image: Anne's kitchen shelf items, all with special memories and associations

|| 21 November 2019

Marie Kondo's new online venture

In case you have not yet had the news: tidying guru Marie Kondo has launched an online store to sell you stuff — after spending years with books and a television show telling us to get rid of our household items. Seems as if Konmari is insinuating that her stuff sparks more joy than our stuff.

I am being perhaps unfair.

Two articles today about Marie Kondo’s latest online venture.

The article in Fortune concedes:

Whether you love or hate Kondo’s KonMari method for minimalist living, the Netflix program inspired legions of watchers to clean out their closets, make record hauls to donation centers, and possibly cut back on their clothing expenditures—especially as fast fashion comes under fire for its contributions to climate change.

The Guardian article is less charitable when pointing out:

The irony of Kondo selling household paraphernalia wasn’t lost on social media users. “Marie Kondo, who told you to throw away everything you own, apparently wants you to repopulate your now empty life with vaguely minimalist-looking junk that you, of course, buy from her,” one wrote on Twitter.

One of the items you can now buy from Marie Kondo is a tuning fork ($50) to purify the air in your home.
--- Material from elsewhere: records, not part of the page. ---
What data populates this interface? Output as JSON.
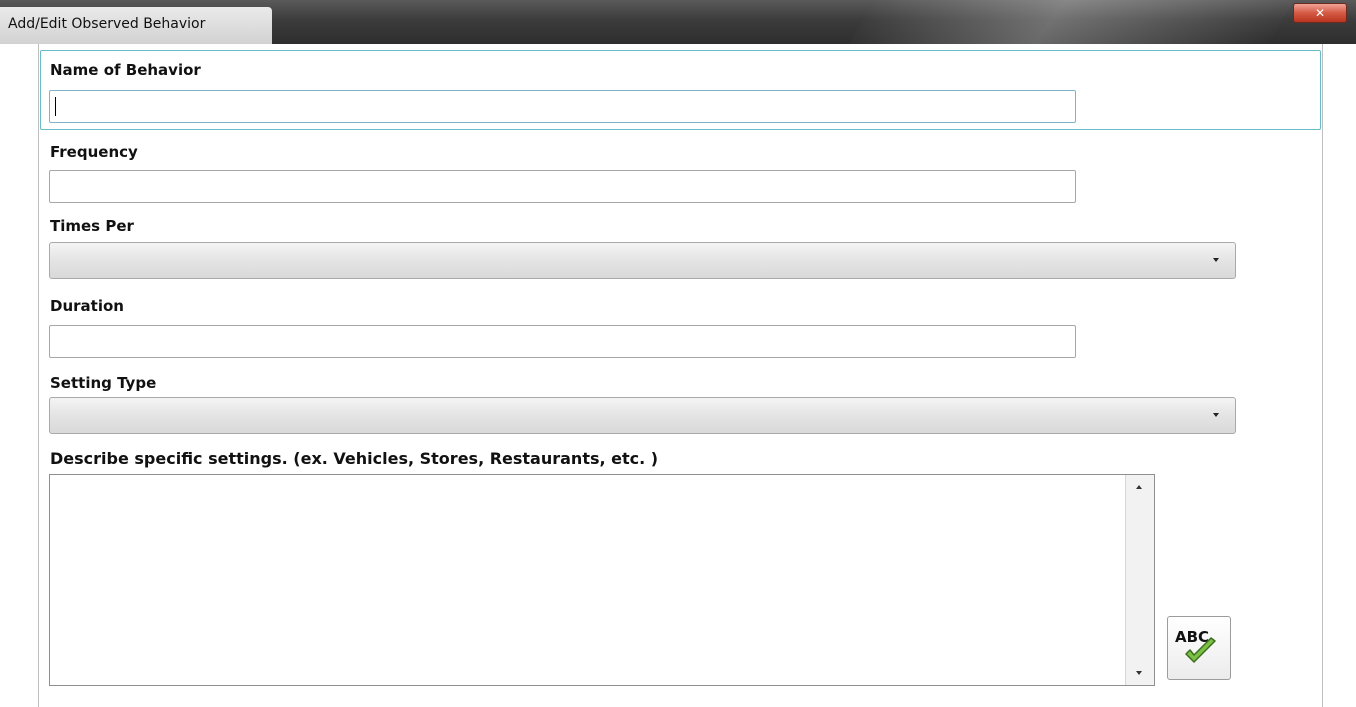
{
  "window": {
    "title": "Add/Edit Observed Behavior",
    "close_glyph": "✕"
  },
  "form": {
    "name_of_behavior": {
      "label": "Name of Behavior",
      "value": ""
    },
    "frequency": {
      "label": "Frequency",
      "value": ""
    },
    "times_per": {
      "label": "Times Per",
      "selected": ""
    },
    "duration": {
      "label": "Duration",
      "value": ""
    },
    "setting_type": {
      "label": "Setting Type",
      "selected": ""
    },
    "specific_settings": {
      "label": "Describe specific settings. (ex. Vehicles, Stores, Restaurants, etc. )",
      "value": ""
    },
    "spellcheck": {
      "label": "ABC",
      "icon": "checkmark-icon",
      "accent": "#7cc043"
    }
  }
}
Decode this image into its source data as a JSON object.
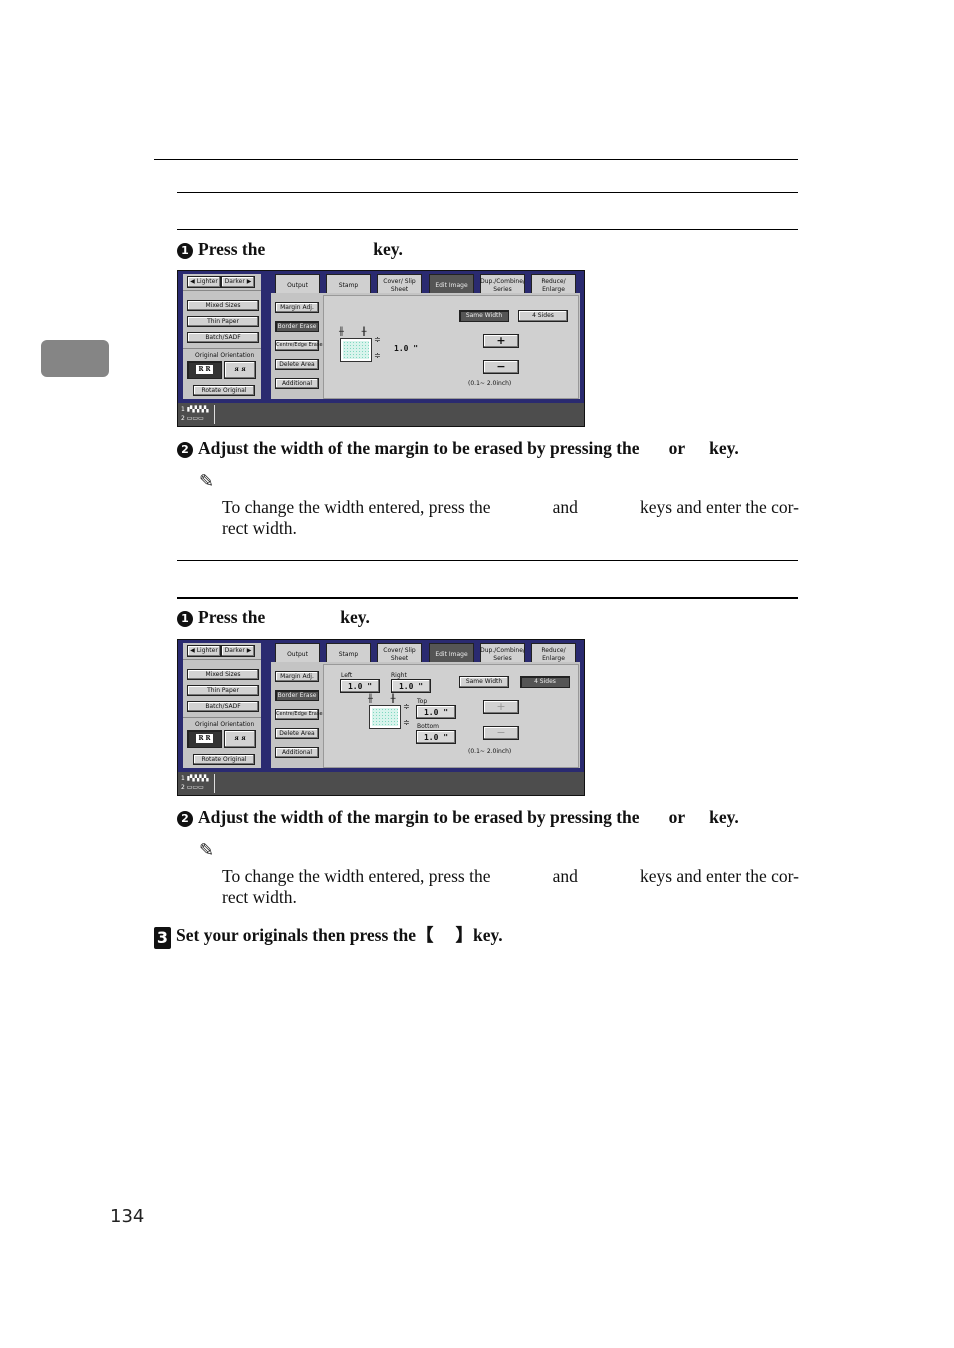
{
  "page": {
    "number": "134",
    "tab_marker_color": "#858585"
  },
  "section1": {
    "step1": {
      "num": "1",
      "text_before": "Press the",
      "text_after": "key."
    },
    "step2": {
      "num": "2",
      "text": "Adjust the width of the margin to be erased by pressing the",
      "or": "or",
      "key": "key."
    },
    "note": {
      "icon": "pencil-note-icon",
      "line1_a": "To change the width entered, press the",
      "line1_b": "and",
      "line1_c": "keys and enter the cor-",
      "line2": "rect width."
    },
    "panel": {
      "lighter": "Lighter",
      "darker": "Darker",
      "left_buttons": [
        "Mixed Sizes",
        "Thin Paper",
        "Batch/SADF"
      ],
      "orientation_label": "Original Orientation",
      "rotate": "Rotate Original",
      "tabs": [
        "Output",
        "Stamp",
        "Cover/ Slip Sheet",
        "Edit Image",
        "Dup./Combine/ Series",
        "Reduce/ Enlarge"
      ],
      "selected_tab": "Edit Image",
      "submenu": [
        "Margin Adj.",
        "Border Erase",
        "Centre/Edge Erase",
        "Delete Area",
        "Additional"
      ],
      "selected_submenu": "Border Erase",
      "same_width": "Same Width",
      "four_sides": "4 Sides",
      "mode_selected": "Same Width",
      "value": "1.0 \"",
      "plus": "+",
      "minus": "−",
      "range": "(0.1~ 2.0inch)",
      "status_lines": [
        "1",
        "2"
      ]
    }
  },
  "section2": {
    "step1": {
      "num": "1",
      "text_before": "Press the",
      "text_after": "key."
    },
    "step2": {
      "num": "2",
      "text": "Adjust the width of the margin to be erased by pressing the",
      "or": "or",
      "key": "key."
    },
    "note": {
      "icon": "pencil-note-icon",
      "line1_a": "To change the width entered, press the",
      "line1_b": "and",
      "line1_c": "keys and enter the cor-",
      "line2": "rect width."
    },
    "panel": {
      "lighter": "Lighter",
      "darker": "Darker",
      "left_buttons": [
        "Mixed Sizes",
        "Thin Paper",
        "Batch/SADF"
      ],
      "orientation_label": "Original Orientation",
      "rotate": "Rotate Original",
      "tabs": [
        "Output",
        "Stamp",
        "Cover/ Slip Sheet",
        "Edit Image",
        "Dup./Combine/ Series",
        "Reduce/ Enlarge"
      ],
      "selected_tab": "Edit Image",
      "submenu": [
        "Margin Adj.",
        "Border Erase",
        "Centre/Edge Erase",
        "Delete Area",
        "Additional"
      ],
      "selected_submenu": "Border Erase",
      "same_width": "Same Width",
      "four_sides": "4 Sides",
      "mode_selected": "4 Sides",
      "left_label": "Left",
      "left_value": "1.0 \"",
      "right_label": "Right",
      "right_value": "1.0 \"",
      "top_label": "Top",
      "top_value": "1.0 \"",
      "bottom_label": "Bottom",
      "bottom_value": "1.0 \"",
      "plus": "+",
      "minus": "−",
      "range": "(0.1~ 2.0inch)",
      "status_lines": [
        "1",
        "2"
      ]
    }
  },
  "step3": {
    "num": "3",
    "text_before": "Set your originals then press the",
    "bracket_open": "【",
    "bracket_close": "】",
    "text_after": "key."
  }
}
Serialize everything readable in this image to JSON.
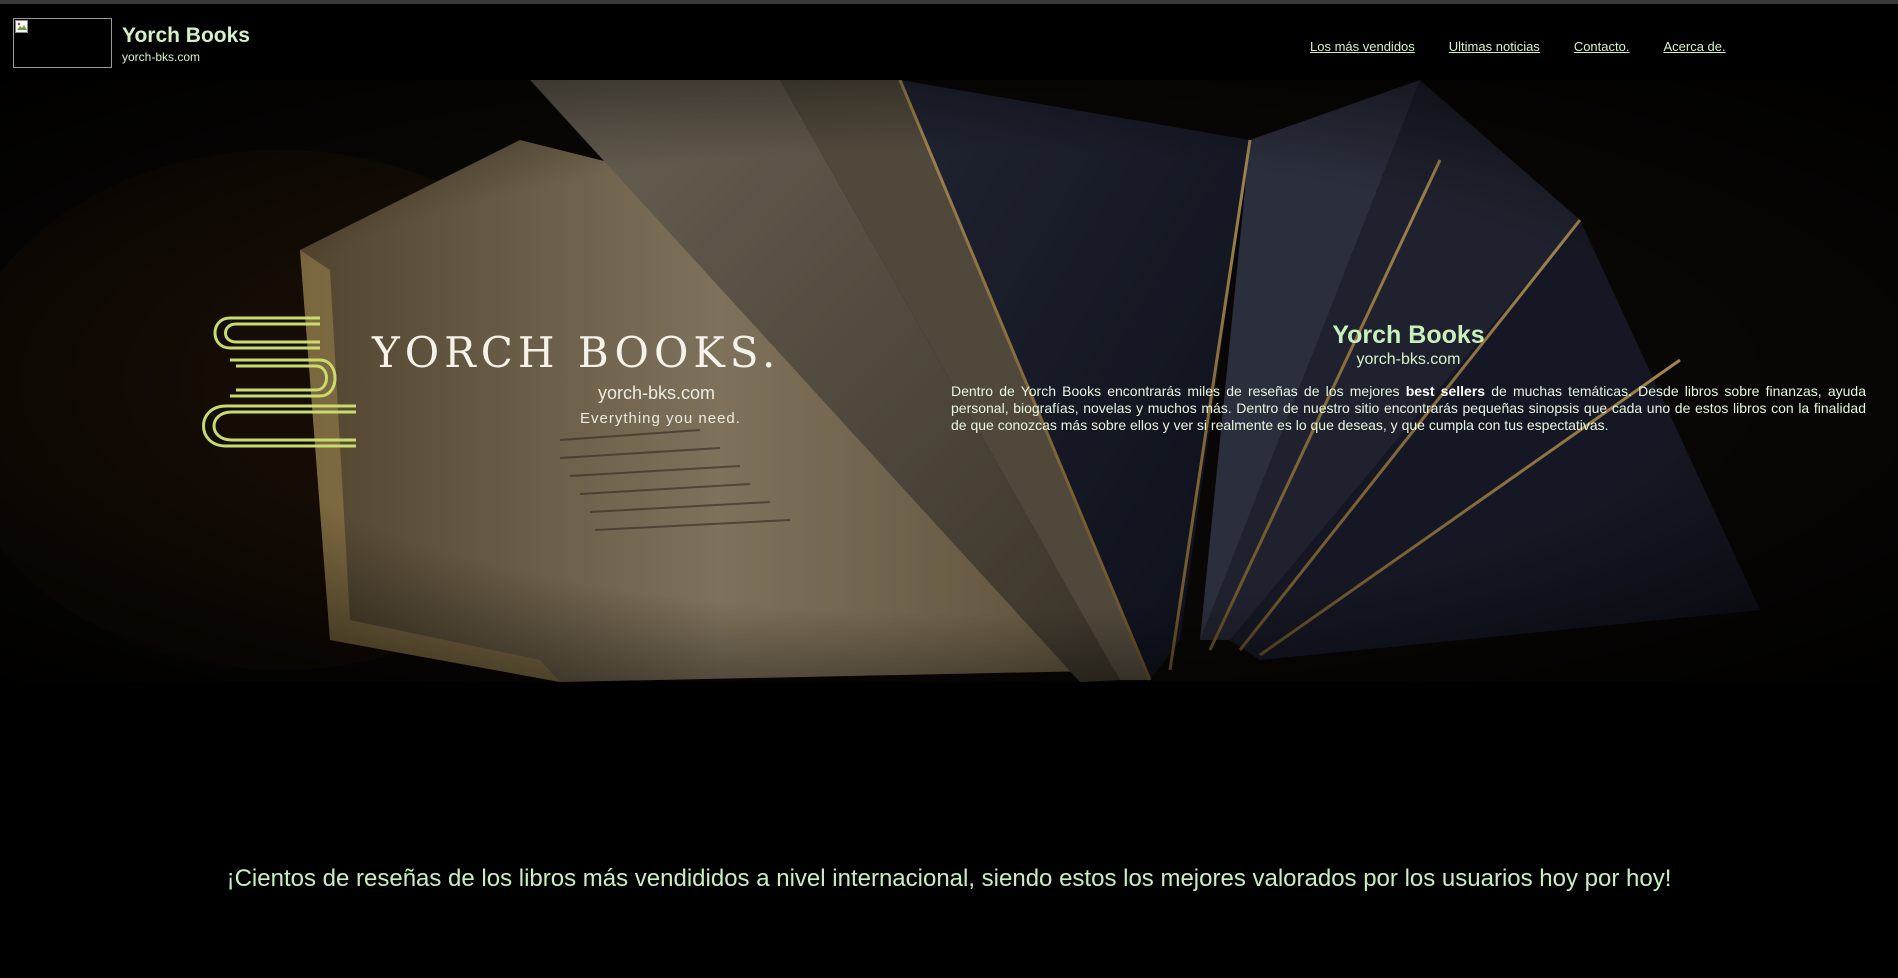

Though your allergist would likely suggest that, instead of spending $50 for the tuning fork, that you apply the money to a device that had both VOC and HEPA filters.

Merci to Penelope who alerted me to these articles about Marie Kondo and sent the links with the comment: “The articles made me feel like I wanted to go out to my garbage bin and bring in all my trash and scatter it around my house to counteract that aesthetic — although I am very fond of a small black raku vase that I bought in Nova Scotia.”

I have been contemplating what if I bought one of Marie Kondo's donabe clay pots and held as she suggests a "donabe party." When my friends arrived and found out that all they were going to have to eat was a dinky little bowl of steamed vegetables and tofu, things could get very ugly.


Article in Fortune on Marie Kondo’s new online store

Article in The Guardian on Marie Kondo’s new online store

be chic, stay slim — Anne Barone